The result should be every line in the material below containing the string "Pump".

DATA FOR THIS EXERCISE =>
BEGIN
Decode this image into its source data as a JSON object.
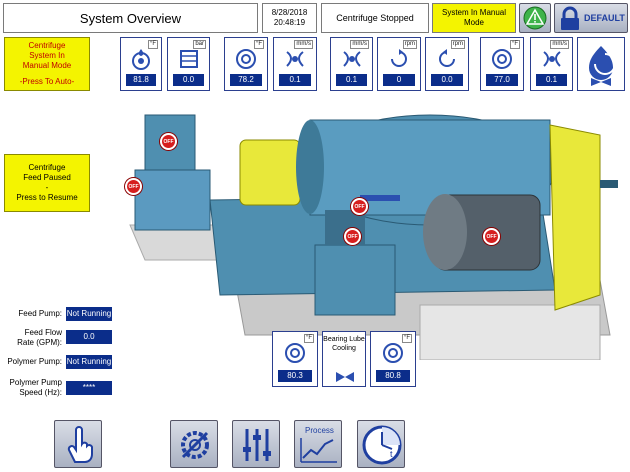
{
  "header": {
    "title": "System Overview",
    "date": "8/28/2018",
    "time": "20:48:19",
    "centrifuge_status": "Centrifuge Stopped",
    "mode_status": "System In Manual Mode",
    "user": "DEFAULT"
  },
  "left_panel": {
    "manual_mode": {
      "title": "Centrifuge System In Manual Mode",
      "action": "-Press To Auto-"
    },
    "feed_paused": {
      "line1": "Centrifuge Feed Paused",
      "dash": "-",
      "action": "Press to Resume"
    }
  },
  "top_gauges": [
    {
      "unit": "°F",
      "value": "81.8",
      "icon": "oil-temp-icon"
    },
    {
      "unit": "bar",
      "value": "0.0",
      "icon": "pressure-icon"
    },
    {
      "unit": "°F",
      "value": "78.2",
      "icon": "bearing-temp-icon"
    },
    {
      "unit": "mm/s",
      "value": "0.1",
      "icon": "vibration-icon"
    },
    {
      "unit": "mm/s",
      "value": "0.1",
      "icon": "vibration-icon"
    },
    {
      "unit": "rpm",
      "value": "0",
      "icon": "bowl-speed-icon"
    },
    {
      "unit": "rpm",
      "value": "0.0",
      "icon": "differential-speed-icon"
    },
    {
      "unit": "°F",
      "value": "77.0",
      "icon": "bearing-temp-icon"
    },
    {
      "unit": "mm/s",
      "value": "0.1",
      "icon": "vibration-icon"
    }
  ],
  "machine_labels": {
    "off": "OFF"
  },
  "bearing_panel": {
    "left": {
      "unit": "°F",
      "value": "80.3"
    },
    "middle_label": "Bearing Lube Cooling",
    "right": {
      "unit": "°F",
      "value": "80.8"
    }
  },
  "status_fields": [
    {
      "label": "Feed Pump:",
      "value": "Not Running"
    },
    {
      "label": "Feed Flow Rate (GPM):",
      "value": "0.0"
    },
    {
      "label": "Polymer Pump:",
      "value": "Not Running"
    },
    {
      "label": "Polymer Pump Speed (Hz):",
      "value": "****"
    }
  ],
  "bottom_nav": {
    "process_label": "Process",
    "clock_label": "t"
  },
  "colors": {
    "accent_yellow": "#f4f400",
    "value_blue": "#0b2d8a",
    "alarm_green": "#3fb34a",
    "lock_blue": "#1f3fa0",
    "off_red": "#d61e1e",
    "machine_blue": "#4f8fb0"
  }
}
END
RESPONSE AREA =>
      "label": "Feed Pump:",
      "label": "Polymer Pump:",
      "label": "Polymer Pump Speed (Hz):",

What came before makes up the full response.